INSTRUCTIONS TO FOLLOW: Copy each line below word for word and drop every image.

DATA EXCERPTS:
--------------------

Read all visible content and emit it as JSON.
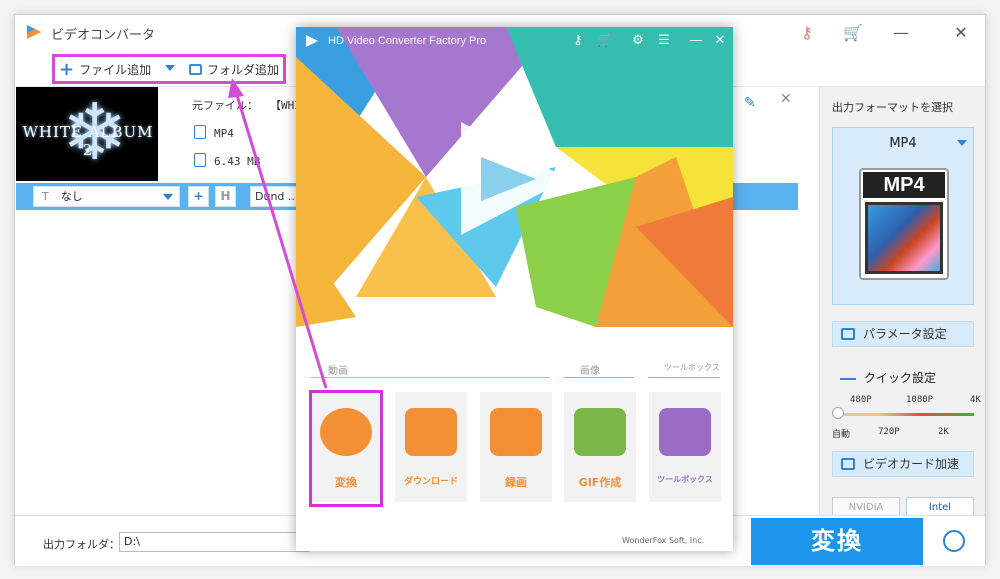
{
  "app": {
    "title": "ビデオコンバータ"
  },
  "toolbar": {
    "add_file": "ファイル追加",
    "add_folder": "フォルダ追加"
  },
  "file": {
    "thumb_title": "WHITE ALBUM 2",
    "source_label": "元ファイル：",
    "source_name": "【WHI",
    "format": "MP4",
    "size": "6.43 MB"
  },
  "options": {
    "subtitle": "なし",
    "subtitle_icon": "T",
    "audio": "Dund ..."
  },
  "right_panel": {
    "title": "出力フォーマットを選択",
    "format": "MP4",
    "format_img_label": "MP4",
    "param_button": "パラメータ設定",
    "quick_title": "クイック設定",
    "res_top": [
      "480P",
      "1080P",
      "4K"
    ],
    "res_bottom": [
      "自動",
      "720P",
      "2K"
    ],
    "gpu_button": "ビデオカード加速",
    "hw": [
      "NVIDIA",
      "Intel"
    ]
  },
  "bottom": {
    "output_label": "出力フォルダ：",
    "output_value": "D:\\",
    "convert": "変換"
  },
  "popup": {
    "title": "HD Video Converter Factory Pro",
    "sections": {
      "video": "動画",
      "image": "画像",
      "toolbox": "ツールボックス"
    },
    "tiles": [
      {
        "label": "変換",
        "color": "#f39036"
      },
      {
        "label": "ダウンロード",
        "color": "#f39036"
      },
      {
        "label": "録画",
        "color": "#f39036"
      },
      {
        "label": "GIF作成",
        "color": "#7ab648"
      },
      {
        "label": "ツールボックス",
        "color": "#9b6cc4"
      }
    ],
    "footer": "WonderFox Soft, Inc."
  }
}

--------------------

EXERCISE RESULT:
Read all visible content and emit it as JSON.
{
  "app": {
    "title": "ビデオコンバータ"
  },
  "toolbar": {
    "add_file": "ファイル追加",
    "add_folder": "フォルダ追加"
  },
  "file": {
    "thumb_title": "WHITE ALBUM 2",
    "source_label": "元ファイル：",
    "source_name": "【WHI",
    "format": "MP4",
    "size": "6.43 MB"
  },
  "options": {
    "subtitle": "なし",
    "subtitle_icon": "T",
    "audio": "Dund ..."
  },
  "right_panel": {
    "title": "出力フォーマットを選択",
    "format": "MP4",
    "format_img_label": "MP4",
    "param_button": "パラメータ設定",
    "quick_title": "クイック設定",
    "res_top": [
      "480P",
      "1080P",
      "4K"
    ],
    "res_bottom": [
      "自動",
      "720P",
      "2K"
    ],
    "gpu_button": "ビデオカード加速",
    "hw": [
      "NVIDIA",
      "Intel"
    ]
  },
  "bottom": {
    "output_label": "出力フォルダ：",
    "output_value": "D:\\",
    "convert": "変換"
  },
  "popup": {
    "title": "HD Video Converter Factory Pro",
    "sections": {
      "video": "動画",
      "image": "画像",
      "toolbox": "ツールボックス"
    },
    "tiles": [
      {
        "label": "変換",
        "color": "#f39036"
      },
      {
        "label": "ダウンロード",
        "color": "#f39036"
      },
      {
        "label": "録画",
        "color": "#f39036"
      },
      {
        "label": "GIF作成",
        "color": "#7ab648"
      },
      {
        "label": "ツールボックス",
        "color": "#9b6cc4"
      }
    ],
    "footer": "WonderFox Soft, Inc."
  }
}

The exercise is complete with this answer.